Asking the 500 Year Question
An all too often question asked in job interviews, in goal worksheets, and even over pints is: “What is your five year or ten year plan?" I’ve never been able to respond with much more than vague notions of grandeur that make me sound far more ambitious than I intend. What keeps digging into my daily wanderings is Mako Fujimura’s “Five Hundred Year Questions” and wondering what choices am I making with a 500 year perspective?
What ideas, what art, what vision affects humanity for over five hundred years?
Fujimura juxtaposes the 500-year question with Andy Warhol’s “15 minutes” perspective on humanity. "What is the five hundred year question? Well, it’s a historical look at the reality of our cultures, and asking what ideas, what art, what vision affects humanity for over five hundred years", writes Fujimura. A poignant distinction since Warhol was speaking to the Boomer generation that grew into one of the more selfish and consumptive generations America has ever seen with very little thought to legacy. This is a people who took Warhol’s 15 minutes and created the television genre we now call “reality” television; a celebration of the mundane, depraved or the hyper-dramatic, and none of which is ultimately based in the Real. It has such a short life-span that by its nature no one will be talking about it next year, much less 500 years from now.
What if the question we are asking is: “What is your 500-year plan?” What are you doing so that it might be felt 500 years from now? How are you living so a generation half a millennium away will benefit? What would a company look like that takes this approach, especially when it comes to the hiring process? How would friends interact differently? How would communities create space, use resources, educate and listen if they had a 500-year horizon? As Fujimura says, "We stagger because we have lost even our ability to ask that question",
Will I take what I can get or create what I can give?
Ultimately, though, it comes down to the face I see each morning through the half raised eyes, and sleep encrusted waking reflected back in the mirror. How am I going to live today with a bigger perspective, a longer view? Will I take what I can get or create what I can give? Will I love more deeply and hold more loosely, thus, seeding grace in my relationships and creating less space for bitterness and resentment to grow?
Five hundred years is a long span, especially when, if I am not taken out by some freak accident or cancer, I may only live eighty of those five hundred. But instead of just carpe-ing my diem, maybe that kind of distance can shape a more generous diem. I don’t have to figure it all out, get as much as possible, achieve it all before the sun falls. And so, I open the landscape for things that might have longevity in my being present to them now.

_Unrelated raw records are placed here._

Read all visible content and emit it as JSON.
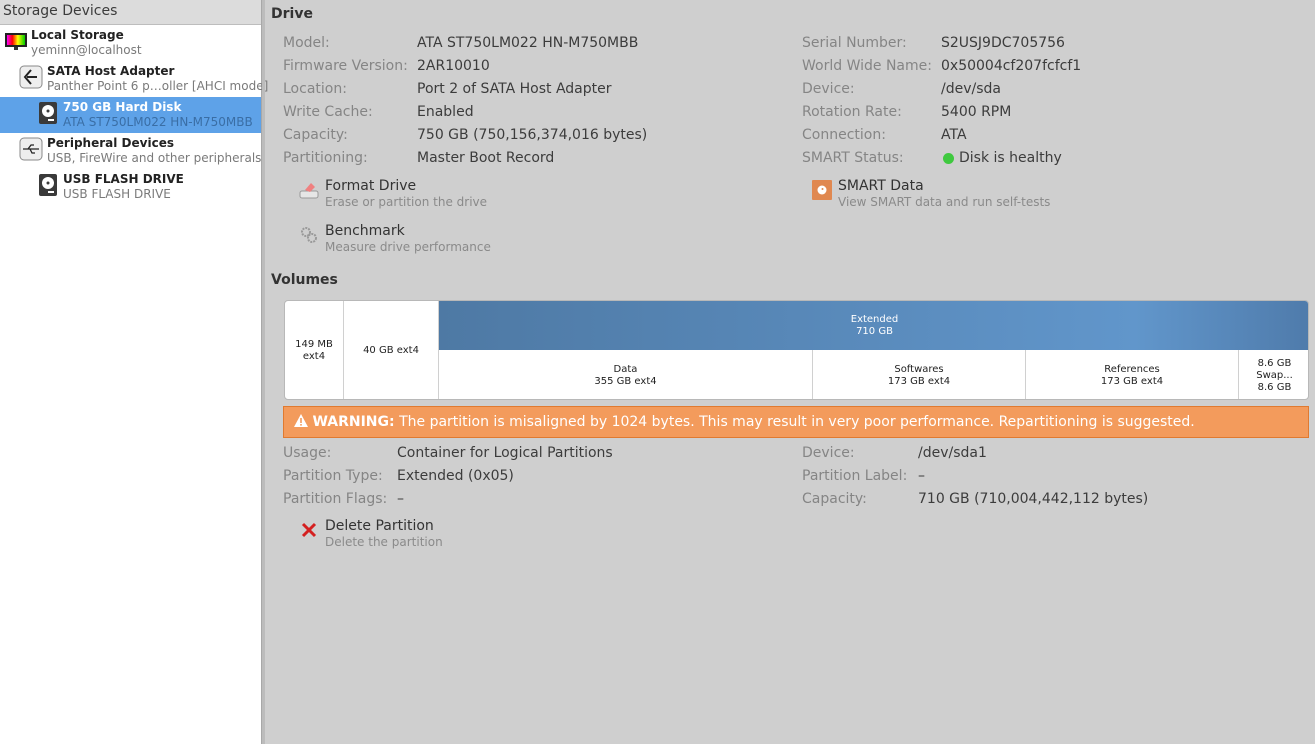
{
  "sidebar": {
    "title": "Storage Devices",
    "items": [
      {
        "title": "Local Storage",
        "subtitle": "yeminn@localhost"
      },
      {
        "title": "SATA Host Adapter",
        "subtitle": "Panther Point 6 p…oller [AHCI mode]"
      },
      {
        "title": "750 GB Hard Disk",
        "subtitle": "ATA ST750LM022 HN-M750MBB"
      },
      {
        "title": "Peripheral Devices",
        "subtitle": "USB, FireWire and other peripherals"
      },
      {
        "title": "USB FLASH DRIVE",
        "subtitle": "USB FLASH DRIVE"
      }
    ]
  },
  "drive": {
    "heading": "Drive",
    "left": [
      {
        "k": "Model:",
        "v": "ATA ST750LM022 HN-M750MBB"
      },
      {
        "k": "Firmware Version:",
        "v": "2AR10010"
      },
      {
        "k": "Location:",
        "v": "Port 2 of SATA Host Adapter"
      },
      {
        "k": "Write Cache:",
        "v": "Enabled"
      },
      {
        "k": "Capacity:",
        "v": "750 GB (750,156,374,016 bytes)"
      },
      {
        "k": "Partitioning:",
        "v": "Master Boot Record"
      }
    ],
    "right": [
      {
        "k": "Serial Number:",
        "v": "S2USJ9DC705756"
      },
      {
        "k": "World Wide Name:",
        "v": "0x50004cf207fcfcf1"
      },
      {
        "k": "Device:",
        "v": "/dev/sda"
      },
      {
        "k": "Rotation Rate:",
        "v": "5400 RPM"
      },
      {
        "k": "Connection:",
        "v": "ATA"
      },
      {
        "k": "SMART Status:",
        "v": "Disk is healthy"
      }
    ],
    "actions": {
      "format": {
        "title": "Format Drive",
        "sub": "Erase or partition the drive"
      },
      "benchmark": {
        "title": "Benchmark",
        "sub": "Measure drive performance"
      },
      "smart": {
        "title": "SMART Data",
        "sub": "View SMART data and run self-tests"
      }
    }
  },
  "volumes": {
    "heading": "Volumes",
    "p1": "149 MB ext4",
    "p2": "40 GB ext4",
    "ext_name": "Extended",
    "ext_size": "710 GB",
    "logical": [
      {
        "name": "Data",
        "size": "355 GB ext4"
      },
      {
        "name": "Softwares",
        "size": "173 GB ext4"
      },
      {
        "name": "References",
        "size": "173 GB ext4"
      },
      {
        "name": "8.6 GB Swap...",
        "size": "8.6 GB"
      }
    ],
    "warning_label": "WARNING:",
    "warning_text": "The partition is misaligned by 1024 bytes. This may result in very poor performance. Repartitioning is suggested.",
    "left": [
      {
        "k": "Usage:",
        "v": "Container for Logical Partitions"
      },
      {
        "k": "Partition Type:",
        "v": "Extended (0x05)"
      },
      {
        "k": "Partition Flags:",
        "v": "–"
      }
    ],
    "right": [
      {
        "k": "Device:",
        "v": "/dev/sda1"
      },
      {
        "k": "Partition Label:",
        "v": "–"
      },
      {
        "k": "Capacity:",
        "v": "710 GB (710,004,442,112 bytes)"
      }
    ],
    "delete": {
      "title": "Delete Partition",
      "sub": "Delete the partition"
    }
  },
  "colors": {
    "selection": "#5ea2e8",
    "warning": "#f39b5c",
    "healthy": "#3fc93f"
  }
}
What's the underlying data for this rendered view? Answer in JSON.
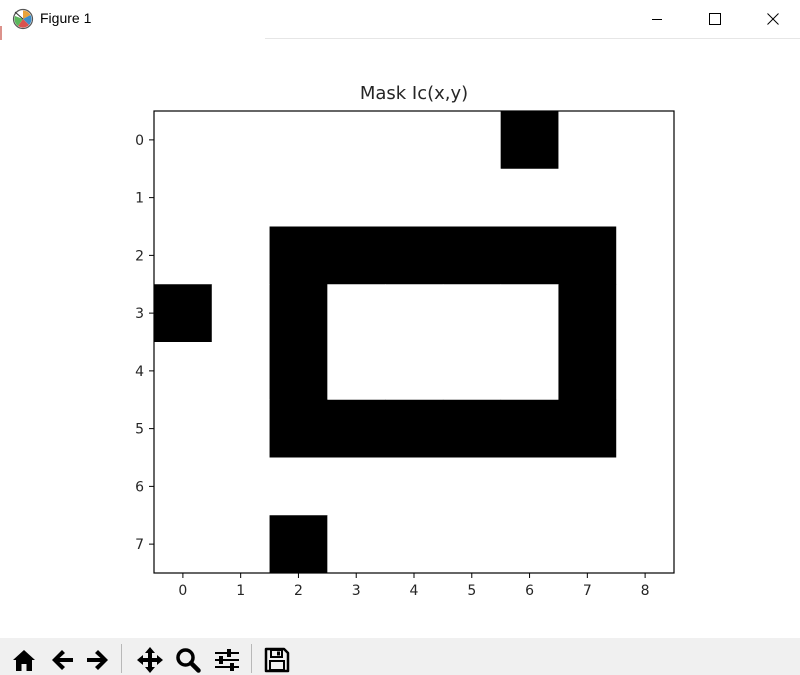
{
  "window": {
    "title": "Figure 1",
    "minimize_glyph": "—",
    "maximize_glyph": "☐",
    "close_glyph": "✕"
  },
  "toolbar": {
    "buttons": [
      {
        "name": "home-button",
        "icon": "home-icon",
        "tooltip": "Reset original view"
      },
      {
        "name": "back-button",
        "icon": "arrow-left-icon",
        "tooltip": "Back"
      },
      {
        "name": "forward-button",
        "icon": "arrow-right-icon",
        "tooltip": "Forward"
      },
      {
        "name": "pan-button",
        "icon": "move-arrows-icon",
        "tooltip": "Pan"
      },
      {
        "name": "zoom-button",
        "icon": "magnifier-icon",
        "tooltip": "Zoom"
      },
      {
        "name": "configure-button",
        "icon": "sliders-icon",
        "tooltip": "Configure subplots"
      },
      {
        "name": "save-button",
        "icon": "floppy-disk-icon",
        "tooltip": "Save the figure"
      }
    ]
  },
  "chart_data": {
    "type": "heatmap",
    "title": "Mask Ic(x,y)",
    "xlabel": "",
    "ylabel": "",
    "colormap": "gray",
    "color_zero": "#000000",
    "color_one": "#ffffff",
    "x_ticks": [
      0,
      1,
      2,
      3,
      4,
      5,
      6,
      7,
      8
    ],
    "y_ticks": [
      0,
      1,
      2,
      3,
      4,
      5,
      6,
      7
    ],
    "xlim": [
      -0.5,
      8.5
    ],
    "ylim": [
      7.5,
      -0.5
    ],
    "grid": false,
    "matrix": [
      [
        1,
        1,
        1,
        1,
        1,
        1,
        0,
        1,
        1
      ],
      [
        1,
        1,
        1,
        1,
        1,
        1,
        1,
        1,
        1
      ],
      [
        1,
        1,
        0,
        0,
        0,
        0,
        0,
        0,
        1
      ],
      [
        0,
        1,
        0,
        1,
        1,
        1,
        1,
        0,
        1
      ],
      [
        1,
        1,
        0,
        1,
        1,
        1,
        1,
        0,
        1
      ],
      [
        1,
        1,
        0,
        0,
        0,
        0,
        0,
        0,
        1
      ],
      [
        1,
        1,
        1,
        1,
        1,
        1,
        1,
        1,
        1
      ],
      [
        1,
        1,
        0,
        1,
        1,
        1,
        1,
        1,
        1
      ]
    ]
  }
}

What do 500 years look like for you? How would you create differently if you approached your work in these terms? How would the culture around you bob and weave differently with that longer-view?